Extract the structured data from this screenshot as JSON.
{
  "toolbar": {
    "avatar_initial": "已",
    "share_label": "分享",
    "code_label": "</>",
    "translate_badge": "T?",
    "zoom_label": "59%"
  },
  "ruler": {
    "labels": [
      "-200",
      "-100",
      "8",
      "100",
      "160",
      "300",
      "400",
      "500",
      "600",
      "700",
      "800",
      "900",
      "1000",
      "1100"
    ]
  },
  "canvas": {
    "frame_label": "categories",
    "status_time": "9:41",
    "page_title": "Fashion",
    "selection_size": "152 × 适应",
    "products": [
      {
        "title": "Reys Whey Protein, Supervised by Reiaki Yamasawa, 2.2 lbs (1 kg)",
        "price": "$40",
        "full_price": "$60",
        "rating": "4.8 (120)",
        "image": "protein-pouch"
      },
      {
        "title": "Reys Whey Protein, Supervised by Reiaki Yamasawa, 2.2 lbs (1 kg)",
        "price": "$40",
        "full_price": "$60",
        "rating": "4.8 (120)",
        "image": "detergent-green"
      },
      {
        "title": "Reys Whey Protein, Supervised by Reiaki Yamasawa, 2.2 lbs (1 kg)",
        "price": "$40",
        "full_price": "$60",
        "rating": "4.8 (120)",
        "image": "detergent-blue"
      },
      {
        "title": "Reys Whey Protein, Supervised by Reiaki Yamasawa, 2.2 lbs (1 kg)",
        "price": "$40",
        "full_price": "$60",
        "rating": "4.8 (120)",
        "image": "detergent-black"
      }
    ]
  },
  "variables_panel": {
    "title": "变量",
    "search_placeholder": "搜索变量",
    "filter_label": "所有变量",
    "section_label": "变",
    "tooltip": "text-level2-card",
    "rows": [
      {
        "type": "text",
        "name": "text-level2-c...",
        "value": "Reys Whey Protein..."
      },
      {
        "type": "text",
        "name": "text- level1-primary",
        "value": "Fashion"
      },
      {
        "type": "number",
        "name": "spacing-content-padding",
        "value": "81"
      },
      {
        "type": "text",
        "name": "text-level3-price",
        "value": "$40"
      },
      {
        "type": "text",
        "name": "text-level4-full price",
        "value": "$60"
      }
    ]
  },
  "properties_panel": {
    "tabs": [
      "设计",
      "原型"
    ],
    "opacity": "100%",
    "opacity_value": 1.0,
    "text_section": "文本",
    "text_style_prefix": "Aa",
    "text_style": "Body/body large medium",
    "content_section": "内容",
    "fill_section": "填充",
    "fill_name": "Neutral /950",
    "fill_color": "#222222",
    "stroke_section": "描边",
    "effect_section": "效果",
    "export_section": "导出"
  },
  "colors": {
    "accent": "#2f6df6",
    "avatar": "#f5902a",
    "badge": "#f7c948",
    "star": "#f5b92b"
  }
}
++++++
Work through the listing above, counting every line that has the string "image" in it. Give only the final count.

Task output = 4